>I have recently created an anonymous ftp site on my
>The idea is so far to make accessible some quicktime
>movies and other graphics files I created and some
>that were contributed as well.
>>Most of the files are Macintosh related just because
>I happen to find that easier to use (no flame here
>The images/quicktime movies are likely to be
>useful in the educational curriculum to illustate
>virus structures to students and then again most
>educational institutions have Macs.
This is excellent news - I am working with HyperCard to produce tutorial
materials for my undergraduate virology and plant virology courses. The
basic first year virology course covers viral structure, assembly and
replication - so the material that you have described will be very
>>I presented some of these movies/images at the ASV
>workshop on undergraduate studies and people seemed
>to like the images and the potential they represent
>at capturing student's interest and attention.
>Most people however were intimidated by the
>computer aspect and were pleased when I announced
>that I would put these on a VHS tape for next
>year's ASV meeting to be held in Madison,Wisconsin
>in July'94 (ASV = American Society for Virology)
Don't worry - I think that times are changing and a new wave of IT-literate
educators are on the way.
>>I know there are some specific Molecular biology
>ftp sites already, including the popular ftp.indiana.edu

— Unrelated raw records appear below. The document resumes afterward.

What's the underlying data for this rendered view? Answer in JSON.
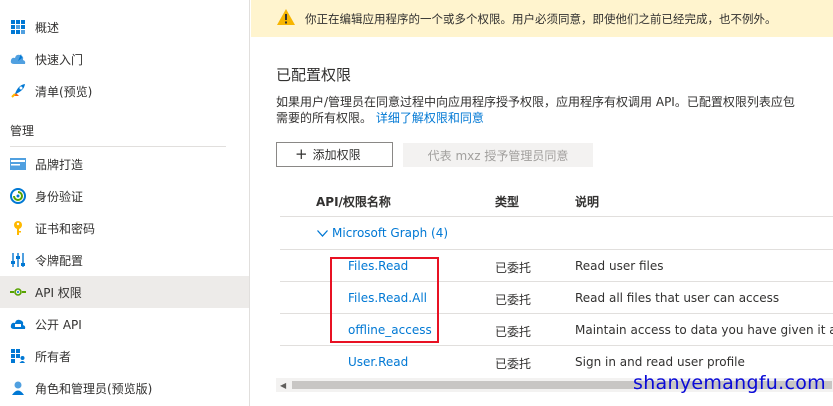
{
  "sidebar": {
    "items_top": [
      {
        "label": "概述",
        "icon": "grid-icon"
      },
      {
        "label": "快速入门",
        "icon": "cloud-rocket-icon"
      },
      {
        "label": "清单(预览)",
        "icon": "rocket-icon"
      }
    ],
    "section_title": "管理",
    "items_manage": [
      {
        "label": "品牌打造",
        "icon": "branding-icon"
      },
      {
        "label": "身份验证",
        "icon": "authentication-icon"
      },
      {
        "label": "证书和密码",
        "icon": "key-icon"
      },
      {
        "label": "令牌配置",
        "icon": "token-config-icon"
      },
      {
        "label": "API 权限",
        "icon": "api-permissions-icon",
        "active": true
      },
      {
        "label": "公开 API",
        "icon": "expose-api-icon"
      },
      {
        "label": "所有者",
        "icon": "owners-icon"
      },
      {
        "label": "角色和管理员(预览版)",
        "icon": "roles-icon"
      }
    ]
  },
  "banner": {
    "text": "你正在编辑应用程序的一个或多个权限。用户必须同意，即使他们之前已经完成，也不例外。",
    "icon": "warning-icon"
  },
  "main": {
    "title": "已配置权限",
    "description_line1": "如果用户/管理员在同意过程中向应用程序授予权限，应用程序有权调用 API。已配置权限列表应包",
    "description_line2_prefix": "需要的所有权限。",
    "description_link": "详细了解权限和同意",
    "add_button": "添加权限",
    "grant_button": "代表 mxz 授予管理员同意"
  },
  "table": {
    "headers": {
      "name": "API/权限名称",
      "type": "类型",
      "description": "说明"
    },
    "group": "Microsoft Graph (4)",
    "rows": [
      {
        "name": "Files.Read",
        "type": "已委托",
        "description": "Read user files"
      },
      {
        "name": "Files.Read.All",
        "type": "已委托",
        "description": "Read all files that user can access"
      },
      {
        "name": "offline_access",
        "type": "已委托",
        "description": "Maintain access to data you have given it acc"
      },
      {
        "name": "User.Read",
        "type": "已委托",
        "description": "Sign in and read user profile"
      }
    ]
  },
  "watermark": "shanyemangfu.com",
  "colors": {
    "accent": "#0078d4",
    "banner_bg": "#fff4ce",
    "highlight": "#e81123",
    "warning": "#f7b500"
  }
}
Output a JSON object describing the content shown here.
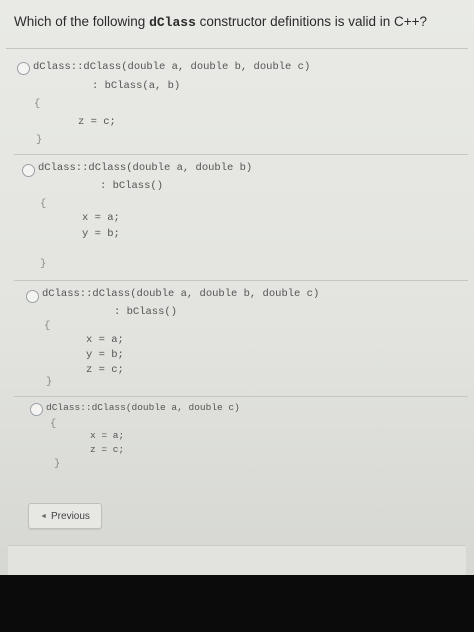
{
  "question": {
    "prefix": "Which of the following ",
    "code_word": "dClass",
    "suffix": " constructor definitions is valid in C++?"
  },
  "options": [
    {
      "lines": [
        "dClass::dClass(double a, double b, double c)",
        ": bClass(a, b)",
        "{",
        "z = c;",
        "}"
      ]
    },
    {
      "lines": [
        "dClass::dClass(double a, double b)",
        ": bClass()",
        "{",
        "x = a;",
        "y = b;",
        "}"
      ]
    },
    {
      "lines": [
        "dClass::dClass(double a, double b, double c)",
        ": bClass()",
        "{",
        "x = a;",
        "y = b;",
        "z = c;",
        "}"
      ]
    },
    {
      "lines": [
        "dClass::dClass(double a, double c)",
        "{",
        "x = a;",
        "z = c;",
        "}"
      ]
    }
  ],
  "navigation": {
    "previous_label": "Previous"
  }
}
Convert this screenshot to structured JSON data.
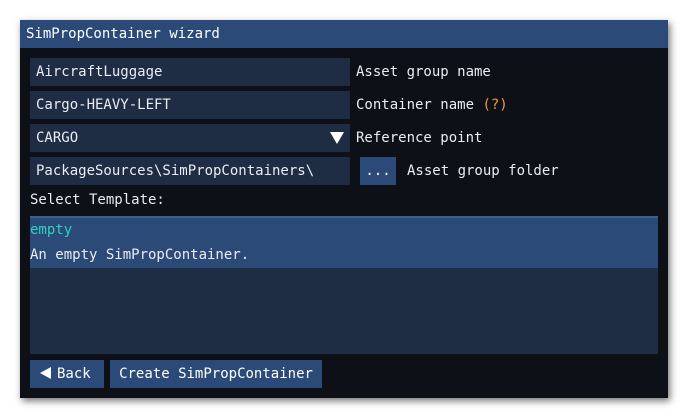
{
  "window": {
    "title": "SimPropContainer wizard"
  },
  "form": {
    "asset_group_name": {
      "value": "AircraftLuggage",
      "label": "Asset group name"
    },
    "container_name": {
      "value": "Cargo-HEAVY-LEFT",
      "label": "Container name",
      "hint": "(?)"
    },
    "reference_point": {
      "selected": "CARGO",
      "label": "Reference point"
    },
    "asset_group_folder": {
      "value": "PackageSources\\SimPropContainers\\",
      "browse_label": "...",
      "label": "Asset group folder"
    }
  },
  "templates": {
    "heading": "Select Template:",
    "items": [
      {
        "name": "empty",
        "description": "An empty SimPropContainer."
      }
    ]
  },
  "footer": {
    "back_label": "Back",
    "create_label": "Create SimPropContainer"
  },
  "colors": {
    "accent": "#2c4a78",
    "field_bg": "#1f2d44",
    "window_bg": "#0d1016",
    "template_name": "#2fd0c0",
    "hint": "#f09a3a"
  }
}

>of Don Gilbert but I do not know of a site dealing
>specifically with virology, especially virus structure.
>Hence the decision to create it myself.
A good move - if you need any moral support just call!
>Finally if you have some files that you would like to
>share with the community I have set up a protected
>directory called "donor_uploads".
As and when I complete my HyperCard stacks on plant virus identification
(simulation of experiment) and virus symptoms (tutorial) I will ask your
permission to upload them if you think they would be appropriate.
Ed - perhaps some of your phylogenetic mapping diagrams could go on too -
what do you think? It would be useful as I discuss viral evolution and
conservation of genome organisation at second and third year level.
Department of Applied Biology
University of Hull, UK
E-mail: C.J.Woolston at appbiol.hull.ac.uk
Phone: +44 482 465549
Fax: +44 482 465458